    Someone has to make the big decisions and when you have seen and worked on so many projects you develop techniques to quickly shut down bad ideas and often time that means being direct and even rude to the clueless because you simply don't have the time, energy, means to communicate to the other party on what's and why's.

  • by bferrell (253291) on Monday July 15, 2013 @09:30PM (#44291525) Homepage Journal

    Lack of conflict, and harsh language does NOT mean civil. In practice, in the US, it means dishonesty.

    That said, honesty without compassion is brutality.

    I've never seen Linus be brutal

  • by sjames (1099) on Tuesday July 16, 2013 @12:20AM (#44292795) Homepage

    Let's see what horrible thing Linus said to set this off:

    On Fri, 12 Jul 2013 08:22:27 -0700, Linus wrote:

    Greg, the reason you get a lot of stable patches seems to be that you make it easy to act as a door-mat. Clearly at least some people say "I know this patch isn't important enough to send to Linus, but I know Greg will silently accept it after the fact, so I'll just wait and mark it for stable".

    You may need to learn to shout at people.

  • by mlwmohawk (801821) on Tuesday July 16, 2013 @06:58AM (#44294629)

    I posted on Sarah Sharps' blog. I didn't use profanity, I even quoted Eleanor Roosevelt: "No one can make you feel inferior without your consent." I disagreed with her and stated that the most vile and ruinous censorship starts with a call for civility and that these are almost always from dubious motivations.

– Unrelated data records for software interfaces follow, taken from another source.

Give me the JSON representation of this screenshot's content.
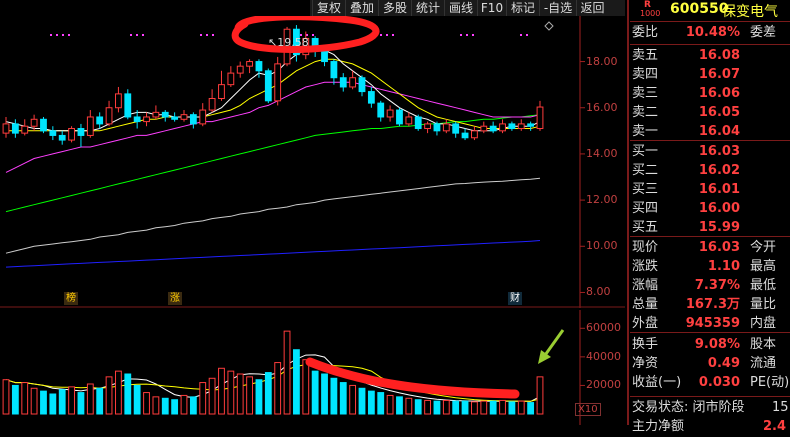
{
  "toolbar": {
    "buttons": [
      "复权",
      "叠加",
      "多股",
      "统计",
      "画线",
      "F10",
      "标记",
      "-自选",
      "返回"
    ]
  },
  "stock": {
    "r_badge": "R",
    "small_code": "1000",
    "code": "600550",
    "name": "保变电气"
  },
  "quote_panel": {
    "wei_bi_label": "委比",
    "wei_bi_value": "10.48%",
    "wei_cha_label": "委差",
    "asks": [
      {
        "label": "卖五",
        "price": "16.08"
      },
      {
        "label": "卖四",
        "price": "16.07"
      },
      {
        "label": "卖三",
        "price": "16.06"
      },
      {
        "label": "卖二",
        "price": "16.05"
      },
      {
        "label": "卖一",
        "price": "16.04"
      }
    ],
    "bids": [
      {
        "label": "买一",
        "price": "16.03"
      },
      {
        "label": "买二",
        "price": "16.02"
      },
      {
        "label": "买三",
        "price": "16.01"
      },
      {
        "label": "买四",
        "price": "16.00"
      },
      {
        "label": "买五",
        "price": "15.99"
      }
    ],
    "stats": [
      {
        "label": "现价",
        "value": "16.03",
        "extra": "今开"
      },
      {
        "label": "涨跌",
        "value": "1.10",
        "extra": "最高"
      },
      {
        "label": "涨幅",
        "value": "7.37%",
        "extra": "最低"
      },
      {
        "label": "总量",
        "value": "167.3万",
        "extra": "量比"
      },
      {
        "label": "外盘",
        "value": "945359",
        "extra": "内盘"
      }
    ],
    "stats2": [
      {
        "label": "换手",
        "value": "9.08%",
        "extra": "股本"
      },
      {
        "label": "净资",
        "value": "0.49",
        "extra": "流通"
      },
      {
        "label": "收益(一)",
        "value": "0.030",
        "extra": "PE(动)"
      }
    ],
    "trade_status": "交易状态: 闭市阶段",
    "trade_status_extra": "15:",
    "bottom_label": "主力净额",
    "bottom_value": "2.4"
  },
  "main_chart": {
    "y_ticks": [
      "18.00",
      "16.00",
      "14.00",
      "12.00",
      "10.00",
      "8.00"
    ],
    "high_label": "19.58",
    "markers": [
      "榜",
      "涨",
      "财"
    ],
    "ylim": [
      7.5,
      19.8
    ]
  },
  "volume_chart": {
    "y_ticks": [
      "60000",
      "40000",
      "20000"
    ],
    "unit_label": "X10",
    "ylim": [
      0,
      70000
    ]
  },
  "colors": {
    "up": "#ff3c3c",
    "down": "#00e5ff",
    "ma5": "#ffffff",
    "ma10": "#ffff00",
    "ma20": "#ff40ff",
    "ma60": "#00ff00",
    "ma120": "#cccccc",
    "ma250": "#2020ff",
    "annotation": "#ff2020"
  },
  "chart_data": {
    "type": "candlestick",
    "candles": [
      {
        "o": 14.9,
        "c": 15.3,
        "h": 15.6,
        "l": 14.7,
        "v": 24000
      },
      {
        "o": 15.3,
        "c": 14.9,
        "h": 15.5,
        "l": 14.7,
        "v": 20000
      },
      {
        "o": 14.9,
        "c": 15.2,
        "h": 15.5,
        "l": 14.8,
        "v": 22000
      },
      {
        "o": 15.2,
        "c": 15.5,
        "h": 15.7,
        "l": 15.0,
        "v": 18000
      },
      {
        "o": 15.5,
        "c": 15.0,
        "h": 15.6,
        "l": 14.9,
        "v": 16000
      },
      {
        "o": 15.0,
        "c": 14.8,
        "h": 15.2,
        "l": 14.6,
        "v": 14000
      },
      {
        "o": 14.8,
        "c": 14.6,
        "h": 15.0,
        "l": 14.4,
        "v": 17000
      },
      {
        "o": 14.6,
        "c": 15.1,
        "h": 15.2,
        "l": 14.5,
        "v": 19000
      },
      {
        "o": 15.1,
        "c": 14.8,
        "h": 15.3,
        "l": 14.3,
        "v": 15000
      },
      {
        "o": 14.8,
        "c": 15.6,
        "h": 15.9,
        "l": 14.7,
        "v": 21000
      },
      {
        "o": 15.6,
        "c": 15.3,
        "h": 15.8,
        "l": 15.1,
        "v": 18000
      },
      {
        "o": 15.3,
        "c": 16.0,
        "h": 16.3,
        "l": 15.2,
        "v": 26000
      },
      {
        "o": 16.0,
        "c": 16.6,
        "h": 16.9,
        "l": 15.8,
        "v": 30000
      },
      {
        "o": 16.6,
        "c": 15.6,
        "h": 16.8,
        "l": 15.5,
        "v": 28000
      },
      {
        "o": 15.6,
        "c": 15.4,
        "h": 15.9,
        "l": 15.1,
        "v": 20000
      },
      {
        "o": 15.4,
        "c": 15.6,
        "h": 15.8,
        "l": 15.2,
        "v": 15000
      },
      {
        "o": 15.6,
        "c": 15.8,
        "h": 16.1,
        "l": 15.5,
        "v": 12000
      },
      {
        "o": 15.8,
        "c": 15.6,
        "h": 15.9,
        "l": 15.4,
        "v": 11000
      },
      {
        "o": 15.6,
        "c": 15.5,
        "h": 15.8,
        "l": 15.4,
        "v": 10000
      },
      {
        "o": 15.5,
        "c": 15.7,
        "h": 15.9,
        "l": 15.4,
        "v": 13000
      },
      {
        "o": 15.7,
        "c": 15.3,
        "h": 15.8,
        "l": 15.1,
        "v": 12000
      },
      {
        "o": 15.3,
        "c": 15.9,
        "h": 16.2,
        "l": 15.2,
        "v": 22000
      },
      {
        "o": 15.9,
        "c": 16.4,
        "h": 16.8,
        "l": 15.8,
        "v": 25000
      },
      {
        "o": 16.4,
        "c": 17.0,
        "h": 17.6,
        "l": 16.3,
        "v": 32000
      },
      {
        "o": 17.0,
        "c": 17.5,
        "h": 17.8,
        "l": 16.9,
        "v": 30000
      },
      {
        "o": 17.5,
        "c": 17.8,
        "h": 18.0,
        "l": 17.3,
        "v": 28000
      },
      {
        "o": 17.8,
        "c": 18.0,
        "h": 18.1,
        "l": 17.5,
        "v": 26000
      },
      {
        "o": 18.0,
        "c": 17.6,
        "h": 18.1,
        "l": 17.3,
        "v": 24000
      },
      {
        "o": 17.6,
        "c": 16.3,
        "h": 17.7,
        "l": 16.2,
        "v": 29000
      },
      {
        "o": 16.3,
        "c": 17.9,
        "h": 18.2,
        "l": 16.1,
        "v": 36000
      },
      {
        "o": 17.9,
        "c": 19.4,
        "h": 19.5,
        "l": 17.8,
        "v": 58000
      },
      {
        "o": 19.4,
        "c": 18.3,
        "h": 19.58,
        "l": 18.0,
        "v": 45000
      },
      {
        "o": 18.3,
        "c": 19.0,
        "h": 19.3,
        "l": 18.1,
        "v": 38000
      },
      {
        "o": 19.0,
        "c": 18.5,
        "h": 19.1,
        "l": 18.2,
        "v": 30000
      },
      {
        "o": 18.5,
        "c": 18.0,
        "h": 18.7,
        "l": 17.8,
        "v": 28000
      },
      {
        "o": 18.0,
        "c": 17.3,
        "h": 18.1,
        "l": 17.0,
        "v": 25000
      },
      {
        "o": 17.3,
        "c": 16.9,
        "h": 17.5,
        "l": 16.7,
        "v": 22000
      },
      {
        "o": 16.9,
        "c": 17.3,
        "h": 17.6,
        "l": 16.8,
        "v": 20000
      },
      {
        "o": 17.3,
        "c": 16.7,
        "h": 17.4,
        "l": 16.5,
        "v": 18000
      },
      {
        "o": 16.7,
        "c": 16.2,
        "h": 16.9,
        "l": 16.0,
        "v": 16000
      },
      {
        "o": 16.2,
        "c": 15.6,
        "h": 16.3,
        "l": 15.4,
        "v": 15000
      },
      {
        "o": 15.6,
        "c": 15.9,
        "h": 16.1,
        "l": 15.4,
        "v": 13000
      },
      {
        "o": 15.9,
        "c": 15.3,
        "h": 16.0,
        "l": 15.2,
        "v": 12000
      },
      {
        "o": 15.3,
        "c": 15.6,
        "h": 15.8,
        "l": 15.2,
        "v": 11000
      },
      {
        "o": 15.6,
        "c": 15.1,
        "h": 15.7,
        "l": 15.0,
        "v": 10000
      },
      {
        "o": 15.1,
        "c": 15.3,
        "h": 15.4,
        "l": 14.9,
        "v": 9500
      },
      {
        "o": 15.3,
        "c": 15.0,
        "h": 15.4,
        "l": 14.8,
        "v": 9000
      },
      {
        "o": 15.0,
        "c": 15.3,
        "h": 15.5,
        "l": 14.9,
        "v": 9500
      },
      {
        "o": 15.3,
        "c": 14.9,
        "h": 15.4,
        "l": 14.7,
        "v": 9000
      },
      {
        "o": 14.9,
        "c": 14.7,
        "h": 15.1,
        "l": 14.6,
        "v": 9000
      },
      {
        "o": 14.7,
        "c": 15.0,
        "h": 15.2,
        "l": 14.6,
        "v": 8500
      },
      {
        "o": 15.0,
        "c": 15.2,
        "h": 15.4,
        "l": 14.9,
        "v": 9000
      },
      {
        "o": 15.2,
        "c": 15.0,
        "h": 15.4,
        "l": 14.9,
        "v": 9000
      },
      {
        "o": 15.0,
        "c": 15.3,
        "h": 15.5,
        "l": 14.9,
        "v": 9500
      },
      {
        "o": 15.3,
        "c": 15.1,
        "h": 15.4,
        "l": 15.0,
        "v": 8500
      },
      {
        "o": 15.1,
        "c": 15.3,
        "h": 15.5,
        "l": 15.0,
        "v": 9000
      },
      {
        "o": 15.3,
        "c": 15.2,
        "h": 15.4,
        "l": 15.0,
        "v": 8000
      },
      {
        "o": 15.1,
        "c": 16.03,
        "h": 16.3,
        "l": 15.0,
        "v": 26000
      }
    ],
    "ma5": [
      15.4,
      15.3,
      15.2,
      15.1,
      15.1,
      15.0,
      15.0,
      15.0,
      15.0,
      15.0,
      15.1,
      15.3,
      15.5,
      15.7,
      15.8,
      15.8,
      15.7,
      15.7,
      15.6,
      15.6,
      15.6,
      15.6,
      15.8,
      16.0,
      16.4,
      16.8,
      17.2,
      17.5,
      17.4,
      17.6,
      18.0,
      18.3,
      18.5,
      18.6,
      18.5,
      18.3,
      17.9,
      17.6,
      17.3,
      17.0,
      16.6,
      16.3,
      16.0,
      15.8,
      15.6,
      15.5,
      15.3,
      15.3,
      15.2,
      15.1,
      15.0,
      15.0,
      15.0,
      15.1,
      15.2,
      15.2,
      15.2,
      15.4
    ],
    "ma10": [
      15.0,
      15.0,
      15.0,
      15.0,
      15.0,
      15.0,
      15.0,
      15.0,
      15.0,
      15.0,
      15.0,
      15.1,
      15.2,
      15.3,
      15.4,
      15.5,
      15.5,
      15.6,
      15.6,
      15.6,
      15.6,
      15.6,
      15.7,
      15.8,
      15.9,
      16.1,
      16.4,
      16.6,
      16.8,
      17.0,
      17.3,
      17.6,
      17.8,
      18.0,
      18.1,
      18.1,
      18.0,
      17.9,
      17.7,
      17.5,
      17.2,
      16.9,
      16.6,
      16.3,
      16.0,
      15.8,
      15.6,
      15.5,
      15.4,
      15.3,
      15.2,
      15.1,
      15.1,
      15.1,
      15.1,
      15.1,
      15.1,
      15.2
    ],
    "ma20": [
      13.2,
      13.4,
      13.6,
      13.8,
      13.9,
      14.0,
      14.1,
      14.2,
      14.3,
      14.3,
      14.4,
      14.5,
      14.6,
      14.7,
      14.8,
      14.8,
      14.9,
      15.0,
      15.1,
      15.2,
      15.3,
      15.4,
      15.4,
      15.5,
      15.6,
      15.7,
      15.8,
      16.0,
      16.1,
      16.3,
      16.5,
      16.7,
      16.9,
      17.0,
      17.1,
      17.1,
      17.1,
      17.1,
      17.0,
      16.9,
      16.8,
      16.7,
      16.6,
      16.5,
      16.4,
      16.3,
      16.2,
      16.1,
      16.0,
      15.9,
      15.8,
      15.7,
      15.6,
      15.6,
      15.6,
      15.6,
      15.6,
      15.7
    ],
    "ma60": [
      11.5,
      11.6,
      11.7,
      11.8,
      11.9,
      12.0,
      12.1,
      12.2,
      12.3,
      12.4,
      12.5,
      12.6,
      12.7,
      12.8,
      12.9,
      13.0,
      13.1,
      13.2,
      13.3,
      13.4,
      13.5,
      13.6,
      13.7,
      13.8,
      13.9,
      14.0,
      14.1,
      14.2,
      14.3,
      14.4,
      14.5,
      14.6,
      14.7,
      14.8,
      14.85,
      14.9,
      14.95,
      15.0,
      15.05,
      15.1,
      15.1,
      15.15,
      15.2,
      15.2,
      15.25,
      15.3,
      15.3,
      15.35,
      15.4,
      15.4,
      15.45,
      15.5,
      15.5,
      15.55,
      15.6,
      15.6,
      15.65,
      15.7
    ],
    "ma120": [
      9.7,
      9.8,
      9.9,
      10.0,
      10.05,
      10.1,
      10.15,
      10.2,
      10.25,
      10.3,
      10.4,
      10.45,
      10.5,
      10.6,
      10.65,
      10.7,
      10.8,
      10.85,
      10.9,
      11.0,
      11.05,
      11.1,
      11.2,
      11.25,
      11.3,
      11.4,
      11.45,
      11.5,
      11.6,
      11.65,
      11.7,
      11.8,
      11.85,
      11.9,
      12.0,
      12.05,
      12.1,
      12.15,
      12.2,
      12.25,
      12.3,
      12.35,
      12.4,
      12.45,
      12.5,
      12.55,
      12.6,
      12.65,
      12.7,
      12.72,
      12.75,
      12.78,
      12.8,
      12.82,
      12.85,
      12.88,
      12.9,
      12.95
    ],
    "ma250": [
      9.1,
      9.12,
      9.14,
      9.16,
      9.18,
      9.2,
      9.22,
      9.24,
      9.26,
      9.28,
      9.3,
      9.32,
      9.34,
      9.36,
      9.38,
      9.4,
      9.42,
      9.44,
      9.46,
      9.48,
      9.5,
      9.52,
      9.54,
      9.56,
      9.58,
      9.6,
      9.62,
      9.64,
      9.66,
      9.68,
      9.7,
      9.72,
      9.74,
      9.76,
      9.78,
      9.8,
      9.82,
      9.84,
      9.86,
      9.88,
      9.9,
      9.92,
      9.94,
      9.96,
      9.98,
      10.0,
      10.02,
      10.04,
      10.06,
      10.08,
      10.1,
      10.12,
      10.14,
      10.16,
      10.18,
      10.2,
      10.22,
      10.25
    ]
  }
}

    So, low and behold, it was moderated out of existence. It seems to me that Sarah has no interest in alternate viewpoints. It is her blog and she has the right to delete comments, but it is quite telling that she will silence a voice which does not agree with her while she is saying she wants to protect people's voices. Her calls for "civility" can be seen as nothing less than a call for censorship. We all must resist this sort of behavior because it is a direct attempt to diminish free speech and impose one person's morality on a larger group.

Computers are unreliable, but humans are even more unreliable. Any system which depends on human reliability is unreliable. -- Gilb

Working...